◆ Work to be completed ◆
Which lines of the entries below contain the string "Media"? Copy each one.

◆ Data for review ◆
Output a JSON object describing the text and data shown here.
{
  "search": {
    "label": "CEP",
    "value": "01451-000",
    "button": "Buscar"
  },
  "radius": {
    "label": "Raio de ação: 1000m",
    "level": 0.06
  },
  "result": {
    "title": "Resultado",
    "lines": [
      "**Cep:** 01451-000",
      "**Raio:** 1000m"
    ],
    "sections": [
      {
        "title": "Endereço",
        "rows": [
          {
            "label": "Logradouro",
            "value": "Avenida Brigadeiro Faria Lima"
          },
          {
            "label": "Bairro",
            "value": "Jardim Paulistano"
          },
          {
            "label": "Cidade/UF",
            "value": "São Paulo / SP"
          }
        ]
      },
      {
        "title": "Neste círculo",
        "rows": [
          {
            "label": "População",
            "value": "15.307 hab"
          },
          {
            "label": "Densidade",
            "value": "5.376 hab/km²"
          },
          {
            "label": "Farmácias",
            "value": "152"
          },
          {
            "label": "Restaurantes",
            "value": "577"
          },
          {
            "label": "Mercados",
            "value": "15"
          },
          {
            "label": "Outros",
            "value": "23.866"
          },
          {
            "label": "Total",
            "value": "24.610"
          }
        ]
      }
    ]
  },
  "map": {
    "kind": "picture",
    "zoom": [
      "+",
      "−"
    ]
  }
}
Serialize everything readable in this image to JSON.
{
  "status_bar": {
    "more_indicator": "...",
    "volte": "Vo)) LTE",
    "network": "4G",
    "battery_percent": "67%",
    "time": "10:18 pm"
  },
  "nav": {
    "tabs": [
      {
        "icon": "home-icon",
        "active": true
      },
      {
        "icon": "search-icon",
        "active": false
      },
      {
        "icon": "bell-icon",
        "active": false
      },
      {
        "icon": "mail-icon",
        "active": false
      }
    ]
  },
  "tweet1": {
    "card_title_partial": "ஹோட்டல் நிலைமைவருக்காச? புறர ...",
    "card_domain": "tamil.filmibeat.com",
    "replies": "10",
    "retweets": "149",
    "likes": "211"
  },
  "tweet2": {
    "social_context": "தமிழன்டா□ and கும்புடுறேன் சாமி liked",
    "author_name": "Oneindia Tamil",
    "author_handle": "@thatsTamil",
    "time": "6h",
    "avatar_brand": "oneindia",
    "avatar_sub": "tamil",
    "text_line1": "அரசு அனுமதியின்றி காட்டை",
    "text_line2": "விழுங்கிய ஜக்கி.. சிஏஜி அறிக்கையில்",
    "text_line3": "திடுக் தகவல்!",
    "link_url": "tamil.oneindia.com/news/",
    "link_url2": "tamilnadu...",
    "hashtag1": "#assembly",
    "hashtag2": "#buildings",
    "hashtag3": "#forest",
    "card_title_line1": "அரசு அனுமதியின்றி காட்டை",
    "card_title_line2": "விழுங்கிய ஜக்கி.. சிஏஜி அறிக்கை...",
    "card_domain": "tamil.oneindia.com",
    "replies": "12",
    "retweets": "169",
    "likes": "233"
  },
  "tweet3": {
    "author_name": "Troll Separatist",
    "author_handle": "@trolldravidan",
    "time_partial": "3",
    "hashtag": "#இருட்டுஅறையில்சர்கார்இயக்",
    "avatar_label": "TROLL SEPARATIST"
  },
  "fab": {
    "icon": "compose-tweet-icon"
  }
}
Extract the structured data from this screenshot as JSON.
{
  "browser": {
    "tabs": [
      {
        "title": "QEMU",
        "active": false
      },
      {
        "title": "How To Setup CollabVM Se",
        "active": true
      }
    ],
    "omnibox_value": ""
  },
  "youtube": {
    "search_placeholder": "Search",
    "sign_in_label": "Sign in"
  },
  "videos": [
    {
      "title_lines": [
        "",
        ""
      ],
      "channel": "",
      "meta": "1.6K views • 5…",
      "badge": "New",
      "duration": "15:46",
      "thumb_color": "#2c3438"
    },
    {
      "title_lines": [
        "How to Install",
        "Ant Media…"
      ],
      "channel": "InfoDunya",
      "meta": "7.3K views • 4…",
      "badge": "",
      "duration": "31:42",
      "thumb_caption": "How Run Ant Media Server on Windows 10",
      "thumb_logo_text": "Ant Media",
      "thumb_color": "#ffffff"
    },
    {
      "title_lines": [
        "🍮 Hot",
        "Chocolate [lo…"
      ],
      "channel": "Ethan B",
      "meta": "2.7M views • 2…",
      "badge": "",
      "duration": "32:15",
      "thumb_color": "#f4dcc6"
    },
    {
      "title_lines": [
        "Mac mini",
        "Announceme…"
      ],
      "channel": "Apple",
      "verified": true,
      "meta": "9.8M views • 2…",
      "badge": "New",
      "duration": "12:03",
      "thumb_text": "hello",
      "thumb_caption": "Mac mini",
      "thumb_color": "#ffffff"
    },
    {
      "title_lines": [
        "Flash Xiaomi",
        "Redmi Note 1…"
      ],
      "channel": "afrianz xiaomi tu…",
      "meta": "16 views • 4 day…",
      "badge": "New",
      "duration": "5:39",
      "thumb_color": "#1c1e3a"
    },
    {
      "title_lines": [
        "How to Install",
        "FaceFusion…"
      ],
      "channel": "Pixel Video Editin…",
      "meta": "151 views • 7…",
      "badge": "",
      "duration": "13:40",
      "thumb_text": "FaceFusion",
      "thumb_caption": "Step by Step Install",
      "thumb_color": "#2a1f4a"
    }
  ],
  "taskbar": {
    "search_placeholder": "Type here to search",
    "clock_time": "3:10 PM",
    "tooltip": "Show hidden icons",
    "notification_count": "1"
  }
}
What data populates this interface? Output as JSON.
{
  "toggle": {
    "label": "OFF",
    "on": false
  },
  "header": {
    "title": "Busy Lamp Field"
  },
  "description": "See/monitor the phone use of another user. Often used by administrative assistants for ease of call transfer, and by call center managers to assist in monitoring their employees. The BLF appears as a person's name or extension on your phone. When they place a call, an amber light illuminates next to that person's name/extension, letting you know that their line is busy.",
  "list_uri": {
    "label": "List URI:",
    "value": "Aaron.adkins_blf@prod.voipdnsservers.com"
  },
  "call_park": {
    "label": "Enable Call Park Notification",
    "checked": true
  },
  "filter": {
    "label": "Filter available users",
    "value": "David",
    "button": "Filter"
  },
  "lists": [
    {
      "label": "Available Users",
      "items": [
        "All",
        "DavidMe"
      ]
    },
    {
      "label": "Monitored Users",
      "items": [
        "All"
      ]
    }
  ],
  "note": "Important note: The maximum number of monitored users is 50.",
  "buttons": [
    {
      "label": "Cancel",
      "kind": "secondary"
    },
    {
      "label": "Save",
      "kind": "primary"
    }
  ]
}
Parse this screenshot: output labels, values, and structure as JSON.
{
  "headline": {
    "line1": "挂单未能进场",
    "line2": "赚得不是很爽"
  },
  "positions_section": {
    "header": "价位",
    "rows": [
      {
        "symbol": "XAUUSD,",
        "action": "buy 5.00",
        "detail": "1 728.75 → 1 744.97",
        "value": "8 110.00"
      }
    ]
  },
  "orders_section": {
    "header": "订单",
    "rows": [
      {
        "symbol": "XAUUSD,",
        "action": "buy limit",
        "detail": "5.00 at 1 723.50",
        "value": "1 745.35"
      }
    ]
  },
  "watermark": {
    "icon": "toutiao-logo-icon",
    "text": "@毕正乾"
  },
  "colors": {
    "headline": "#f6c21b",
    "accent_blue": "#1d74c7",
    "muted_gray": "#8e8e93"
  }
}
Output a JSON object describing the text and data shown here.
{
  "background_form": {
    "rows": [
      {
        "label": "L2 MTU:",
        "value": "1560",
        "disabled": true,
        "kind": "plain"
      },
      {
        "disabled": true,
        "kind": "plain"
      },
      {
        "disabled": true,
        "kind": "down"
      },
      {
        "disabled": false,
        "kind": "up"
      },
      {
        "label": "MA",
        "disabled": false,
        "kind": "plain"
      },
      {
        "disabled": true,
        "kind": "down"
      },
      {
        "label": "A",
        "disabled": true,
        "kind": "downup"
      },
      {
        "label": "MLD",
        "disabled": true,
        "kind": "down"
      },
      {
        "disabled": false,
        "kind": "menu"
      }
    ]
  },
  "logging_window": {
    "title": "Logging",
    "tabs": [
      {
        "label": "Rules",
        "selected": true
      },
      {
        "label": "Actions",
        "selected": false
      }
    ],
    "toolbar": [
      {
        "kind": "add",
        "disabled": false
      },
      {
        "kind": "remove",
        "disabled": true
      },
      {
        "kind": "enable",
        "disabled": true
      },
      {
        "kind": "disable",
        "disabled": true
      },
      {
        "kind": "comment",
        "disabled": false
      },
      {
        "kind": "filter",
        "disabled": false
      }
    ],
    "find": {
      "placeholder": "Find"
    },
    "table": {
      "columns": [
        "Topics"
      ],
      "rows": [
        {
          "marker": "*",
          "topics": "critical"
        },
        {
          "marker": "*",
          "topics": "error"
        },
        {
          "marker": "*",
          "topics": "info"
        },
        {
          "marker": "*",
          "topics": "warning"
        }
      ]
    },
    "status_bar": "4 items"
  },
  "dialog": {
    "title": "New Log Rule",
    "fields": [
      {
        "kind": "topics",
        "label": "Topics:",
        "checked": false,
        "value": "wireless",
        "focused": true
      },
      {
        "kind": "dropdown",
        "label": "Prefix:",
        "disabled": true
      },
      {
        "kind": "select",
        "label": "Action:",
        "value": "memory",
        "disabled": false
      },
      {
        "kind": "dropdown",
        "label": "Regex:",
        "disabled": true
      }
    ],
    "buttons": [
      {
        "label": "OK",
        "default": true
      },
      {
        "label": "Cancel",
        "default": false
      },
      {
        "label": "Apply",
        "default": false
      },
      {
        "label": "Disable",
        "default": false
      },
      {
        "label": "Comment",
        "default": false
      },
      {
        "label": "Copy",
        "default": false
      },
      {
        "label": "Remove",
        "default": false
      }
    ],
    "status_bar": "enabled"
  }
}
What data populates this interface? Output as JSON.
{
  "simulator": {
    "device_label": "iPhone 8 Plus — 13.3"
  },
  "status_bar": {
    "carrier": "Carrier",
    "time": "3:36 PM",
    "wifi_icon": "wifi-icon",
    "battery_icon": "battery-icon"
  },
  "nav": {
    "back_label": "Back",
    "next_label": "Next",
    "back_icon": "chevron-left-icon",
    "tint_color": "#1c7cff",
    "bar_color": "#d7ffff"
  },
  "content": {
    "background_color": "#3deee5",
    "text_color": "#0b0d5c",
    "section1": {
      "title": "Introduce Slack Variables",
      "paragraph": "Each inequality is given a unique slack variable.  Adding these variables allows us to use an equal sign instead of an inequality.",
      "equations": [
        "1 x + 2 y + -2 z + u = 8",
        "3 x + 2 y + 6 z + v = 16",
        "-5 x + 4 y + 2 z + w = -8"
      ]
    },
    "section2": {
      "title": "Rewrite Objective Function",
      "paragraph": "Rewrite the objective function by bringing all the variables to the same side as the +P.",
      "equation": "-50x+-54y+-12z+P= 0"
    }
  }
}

◆ Response for this exercise ◆
        "Ant Media…"
      "thumb_caption": "How Run Ant Media Server on Windows 10",
      "thumb_logo_text": "Ant Media",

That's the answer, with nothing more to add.